## DATASET
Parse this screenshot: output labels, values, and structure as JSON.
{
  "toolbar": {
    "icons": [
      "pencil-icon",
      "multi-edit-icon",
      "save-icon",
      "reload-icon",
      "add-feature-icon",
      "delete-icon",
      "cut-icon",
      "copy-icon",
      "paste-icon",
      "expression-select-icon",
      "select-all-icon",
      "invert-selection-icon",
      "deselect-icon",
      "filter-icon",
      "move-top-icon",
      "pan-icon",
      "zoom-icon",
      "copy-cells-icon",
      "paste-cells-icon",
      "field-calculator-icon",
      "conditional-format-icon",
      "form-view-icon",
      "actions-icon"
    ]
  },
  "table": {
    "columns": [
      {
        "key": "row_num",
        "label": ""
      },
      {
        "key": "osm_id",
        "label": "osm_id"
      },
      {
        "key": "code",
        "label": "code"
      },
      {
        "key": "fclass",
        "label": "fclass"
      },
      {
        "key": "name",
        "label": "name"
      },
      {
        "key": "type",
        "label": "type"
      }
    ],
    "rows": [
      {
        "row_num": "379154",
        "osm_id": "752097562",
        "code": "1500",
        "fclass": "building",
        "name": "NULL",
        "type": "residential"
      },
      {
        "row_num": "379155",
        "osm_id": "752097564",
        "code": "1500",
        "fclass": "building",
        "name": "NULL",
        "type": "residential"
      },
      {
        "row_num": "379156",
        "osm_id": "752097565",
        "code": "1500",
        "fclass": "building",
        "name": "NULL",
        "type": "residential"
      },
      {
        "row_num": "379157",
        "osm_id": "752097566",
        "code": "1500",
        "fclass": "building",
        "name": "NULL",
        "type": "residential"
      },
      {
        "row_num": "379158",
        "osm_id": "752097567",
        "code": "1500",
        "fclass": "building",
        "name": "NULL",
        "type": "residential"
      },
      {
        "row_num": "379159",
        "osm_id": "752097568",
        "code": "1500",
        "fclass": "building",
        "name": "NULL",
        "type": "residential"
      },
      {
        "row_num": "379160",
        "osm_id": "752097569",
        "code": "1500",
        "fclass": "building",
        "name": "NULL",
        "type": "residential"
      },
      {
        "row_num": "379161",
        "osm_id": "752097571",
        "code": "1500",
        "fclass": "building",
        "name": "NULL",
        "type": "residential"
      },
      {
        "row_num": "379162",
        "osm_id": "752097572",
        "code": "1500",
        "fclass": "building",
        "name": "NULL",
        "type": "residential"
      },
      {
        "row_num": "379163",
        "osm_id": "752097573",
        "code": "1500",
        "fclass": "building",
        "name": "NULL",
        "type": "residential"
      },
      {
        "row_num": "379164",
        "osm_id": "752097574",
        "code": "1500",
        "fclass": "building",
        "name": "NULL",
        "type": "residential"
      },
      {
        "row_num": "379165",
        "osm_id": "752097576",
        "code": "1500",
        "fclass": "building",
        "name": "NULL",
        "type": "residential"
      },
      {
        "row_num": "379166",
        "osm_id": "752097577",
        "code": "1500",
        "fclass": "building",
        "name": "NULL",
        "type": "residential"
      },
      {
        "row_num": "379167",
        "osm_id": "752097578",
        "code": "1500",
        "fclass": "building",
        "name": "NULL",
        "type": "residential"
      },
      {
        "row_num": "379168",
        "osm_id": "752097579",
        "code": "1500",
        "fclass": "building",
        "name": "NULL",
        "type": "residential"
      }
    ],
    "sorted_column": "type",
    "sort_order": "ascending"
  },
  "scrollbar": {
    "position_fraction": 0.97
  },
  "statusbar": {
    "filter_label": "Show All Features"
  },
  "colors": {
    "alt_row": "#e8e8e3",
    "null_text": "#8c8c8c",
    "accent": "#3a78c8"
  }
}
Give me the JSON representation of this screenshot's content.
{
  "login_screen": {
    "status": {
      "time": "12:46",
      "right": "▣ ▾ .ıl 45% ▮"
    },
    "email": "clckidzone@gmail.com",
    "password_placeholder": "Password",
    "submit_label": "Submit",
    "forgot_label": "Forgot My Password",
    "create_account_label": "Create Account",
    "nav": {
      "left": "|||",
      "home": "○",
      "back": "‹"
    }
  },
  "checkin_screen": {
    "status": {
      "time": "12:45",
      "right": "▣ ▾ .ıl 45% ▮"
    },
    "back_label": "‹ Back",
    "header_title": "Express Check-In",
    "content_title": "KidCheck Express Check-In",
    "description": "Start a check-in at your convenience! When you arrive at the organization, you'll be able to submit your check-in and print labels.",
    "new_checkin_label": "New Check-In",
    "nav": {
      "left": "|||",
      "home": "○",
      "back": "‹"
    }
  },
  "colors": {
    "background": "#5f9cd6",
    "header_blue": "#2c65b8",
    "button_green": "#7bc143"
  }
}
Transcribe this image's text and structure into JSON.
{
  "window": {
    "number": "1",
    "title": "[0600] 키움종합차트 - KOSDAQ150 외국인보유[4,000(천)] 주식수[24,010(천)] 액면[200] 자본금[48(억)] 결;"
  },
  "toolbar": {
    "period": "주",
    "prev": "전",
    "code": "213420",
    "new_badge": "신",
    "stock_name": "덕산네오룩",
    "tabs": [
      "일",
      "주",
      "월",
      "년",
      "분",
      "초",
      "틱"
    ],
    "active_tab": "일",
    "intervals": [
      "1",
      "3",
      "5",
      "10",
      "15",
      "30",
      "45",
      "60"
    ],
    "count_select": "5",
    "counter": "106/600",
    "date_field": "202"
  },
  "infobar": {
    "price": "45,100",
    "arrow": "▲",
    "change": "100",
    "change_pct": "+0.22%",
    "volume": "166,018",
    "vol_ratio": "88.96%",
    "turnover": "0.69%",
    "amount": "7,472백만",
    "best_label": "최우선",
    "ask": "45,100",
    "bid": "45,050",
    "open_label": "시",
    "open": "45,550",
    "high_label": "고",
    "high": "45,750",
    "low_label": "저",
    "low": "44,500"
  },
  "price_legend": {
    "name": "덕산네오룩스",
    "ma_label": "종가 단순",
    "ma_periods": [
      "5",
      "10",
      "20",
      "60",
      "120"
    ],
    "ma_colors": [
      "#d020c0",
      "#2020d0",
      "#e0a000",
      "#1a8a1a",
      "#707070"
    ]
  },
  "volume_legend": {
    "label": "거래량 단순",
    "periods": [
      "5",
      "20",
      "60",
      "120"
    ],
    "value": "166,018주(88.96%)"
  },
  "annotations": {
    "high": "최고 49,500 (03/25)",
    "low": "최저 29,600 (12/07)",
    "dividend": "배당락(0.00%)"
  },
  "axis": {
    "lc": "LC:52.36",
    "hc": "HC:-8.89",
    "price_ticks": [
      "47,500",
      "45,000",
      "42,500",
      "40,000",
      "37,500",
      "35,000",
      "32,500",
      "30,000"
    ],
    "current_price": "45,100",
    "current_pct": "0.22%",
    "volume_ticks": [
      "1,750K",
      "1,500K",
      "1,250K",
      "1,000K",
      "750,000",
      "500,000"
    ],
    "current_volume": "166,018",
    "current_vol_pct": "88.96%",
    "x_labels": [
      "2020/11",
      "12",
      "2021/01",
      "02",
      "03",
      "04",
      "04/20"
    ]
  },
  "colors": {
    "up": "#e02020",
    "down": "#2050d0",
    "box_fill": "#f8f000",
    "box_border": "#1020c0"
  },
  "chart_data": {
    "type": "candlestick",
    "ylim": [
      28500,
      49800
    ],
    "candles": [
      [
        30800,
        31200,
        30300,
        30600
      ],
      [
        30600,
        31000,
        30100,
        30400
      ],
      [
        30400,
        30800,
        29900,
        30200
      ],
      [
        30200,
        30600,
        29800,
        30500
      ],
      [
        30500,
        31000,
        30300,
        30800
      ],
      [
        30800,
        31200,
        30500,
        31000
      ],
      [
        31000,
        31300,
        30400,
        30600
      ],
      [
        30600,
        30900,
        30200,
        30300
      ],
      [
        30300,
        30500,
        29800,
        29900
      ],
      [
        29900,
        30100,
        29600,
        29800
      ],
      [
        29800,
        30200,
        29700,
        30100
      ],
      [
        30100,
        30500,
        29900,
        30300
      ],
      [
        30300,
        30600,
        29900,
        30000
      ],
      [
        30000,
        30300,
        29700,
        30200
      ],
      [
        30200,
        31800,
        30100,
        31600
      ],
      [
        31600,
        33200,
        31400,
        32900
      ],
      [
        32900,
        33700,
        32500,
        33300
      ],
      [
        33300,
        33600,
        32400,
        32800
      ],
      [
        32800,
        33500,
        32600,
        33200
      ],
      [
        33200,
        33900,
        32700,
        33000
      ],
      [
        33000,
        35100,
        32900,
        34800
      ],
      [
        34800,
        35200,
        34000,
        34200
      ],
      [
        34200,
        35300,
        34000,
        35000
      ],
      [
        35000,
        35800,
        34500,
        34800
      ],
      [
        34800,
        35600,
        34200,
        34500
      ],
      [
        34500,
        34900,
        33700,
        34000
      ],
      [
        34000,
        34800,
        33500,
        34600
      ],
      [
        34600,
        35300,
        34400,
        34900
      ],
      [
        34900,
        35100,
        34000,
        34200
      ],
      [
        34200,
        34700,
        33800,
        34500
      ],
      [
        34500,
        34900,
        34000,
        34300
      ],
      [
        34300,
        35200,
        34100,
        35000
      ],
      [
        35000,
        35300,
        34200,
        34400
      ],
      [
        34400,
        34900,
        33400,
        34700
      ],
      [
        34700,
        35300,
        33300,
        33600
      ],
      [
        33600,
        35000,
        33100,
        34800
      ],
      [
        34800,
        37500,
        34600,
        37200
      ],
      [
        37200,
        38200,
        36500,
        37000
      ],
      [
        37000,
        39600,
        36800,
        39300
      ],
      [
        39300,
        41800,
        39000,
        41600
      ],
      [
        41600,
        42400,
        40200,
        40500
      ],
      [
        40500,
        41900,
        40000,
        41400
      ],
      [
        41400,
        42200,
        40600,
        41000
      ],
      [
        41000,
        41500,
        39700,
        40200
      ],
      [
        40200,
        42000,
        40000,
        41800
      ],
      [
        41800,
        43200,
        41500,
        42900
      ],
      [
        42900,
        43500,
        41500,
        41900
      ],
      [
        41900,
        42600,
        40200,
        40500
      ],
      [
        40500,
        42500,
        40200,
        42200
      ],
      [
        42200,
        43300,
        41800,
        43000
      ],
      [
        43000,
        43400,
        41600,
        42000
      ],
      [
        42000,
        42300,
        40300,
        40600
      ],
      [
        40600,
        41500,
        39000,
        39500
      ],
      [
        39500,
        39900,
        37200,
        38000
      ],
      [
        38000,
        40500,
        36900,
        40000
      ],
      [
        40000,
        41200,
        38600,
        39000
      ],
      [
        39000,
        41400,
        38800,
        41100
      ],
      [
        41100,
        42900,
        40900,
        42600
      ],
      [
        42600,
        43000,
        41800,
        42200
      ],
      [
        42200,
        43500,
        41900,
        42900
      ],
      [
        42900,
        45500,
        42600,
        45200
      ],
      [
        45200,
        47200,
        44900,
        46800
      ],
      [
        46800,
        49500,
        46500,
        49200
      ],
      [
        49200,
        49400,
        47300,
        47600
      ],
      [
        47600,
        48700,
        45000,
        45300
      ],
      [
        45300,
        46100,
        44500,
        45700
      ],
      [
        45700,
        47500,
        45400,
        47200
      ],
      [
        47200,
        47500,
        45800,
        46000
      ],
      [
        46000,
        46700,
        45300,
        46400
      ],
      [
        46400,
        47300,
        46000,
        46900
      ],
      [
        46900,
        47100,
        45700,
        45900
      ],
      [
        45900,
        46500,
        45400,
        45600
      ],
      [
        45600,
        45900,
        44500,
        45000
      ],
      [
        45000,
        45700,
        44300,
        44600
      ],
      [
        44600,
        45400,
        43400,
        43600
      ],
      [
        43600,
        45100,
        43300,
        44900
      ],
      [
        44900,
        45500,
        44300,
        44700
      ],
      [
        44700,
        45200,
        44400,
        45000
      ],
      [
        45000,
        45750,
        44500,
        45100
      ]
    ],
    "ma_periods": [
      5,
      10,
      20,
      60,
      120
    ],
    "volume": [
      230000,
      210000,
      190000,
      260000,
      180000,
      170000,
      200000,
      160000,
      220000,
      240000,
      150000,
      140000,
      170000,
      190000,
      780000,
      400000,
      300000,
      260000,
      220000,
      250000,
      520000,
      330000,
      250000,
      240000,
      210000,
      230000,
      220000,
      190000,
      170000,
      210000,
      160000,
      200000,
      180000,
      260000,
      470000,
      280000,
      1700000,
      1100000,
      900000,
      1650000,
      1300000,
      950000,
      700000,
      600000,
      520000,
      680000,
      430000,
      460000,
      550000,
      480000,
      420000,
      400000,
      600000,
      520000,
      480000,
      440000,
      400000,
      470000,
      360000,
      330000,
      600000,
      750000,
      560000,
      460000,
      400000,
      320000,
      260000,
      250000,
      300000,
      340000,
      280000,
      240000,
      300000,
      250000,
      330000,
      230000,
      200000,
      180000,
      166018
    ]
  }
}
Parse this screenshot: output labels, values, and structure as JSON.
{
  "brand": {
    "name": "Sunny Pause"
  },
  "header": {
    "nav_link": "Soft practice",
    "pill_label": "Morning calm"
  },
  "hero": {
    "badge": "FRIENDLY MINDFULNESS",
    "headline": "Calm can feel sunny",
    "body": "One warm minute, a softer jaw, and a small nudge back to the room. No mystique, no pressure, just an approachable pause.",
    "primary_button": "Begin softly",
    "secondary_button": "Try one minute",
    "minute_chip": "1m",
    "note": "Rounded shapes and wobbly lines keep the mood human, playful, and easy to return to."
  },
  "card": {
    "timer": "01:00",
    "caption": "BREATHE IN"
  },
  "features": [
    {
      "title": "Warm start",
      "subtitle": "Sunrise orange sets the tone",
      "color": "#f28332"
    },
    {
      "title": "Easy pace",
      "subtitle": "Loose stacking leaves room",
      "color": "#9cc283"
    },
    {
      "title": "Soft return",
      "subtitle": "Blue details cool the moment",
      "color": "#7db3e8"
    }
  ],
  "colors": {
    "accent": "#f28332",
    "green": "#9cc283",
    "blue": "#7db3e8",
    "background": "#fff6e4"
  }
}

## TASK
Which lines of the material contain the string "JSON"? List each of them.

## EXPECTED OUTPUT
Parse this screenshot: output labels, values, and structure as JSON.
Give me the JSON representation of this screenshot's content.
Transcribe this image's text and structure into JSON.
Parse this screenshot: output labels, values, and structure as JSON.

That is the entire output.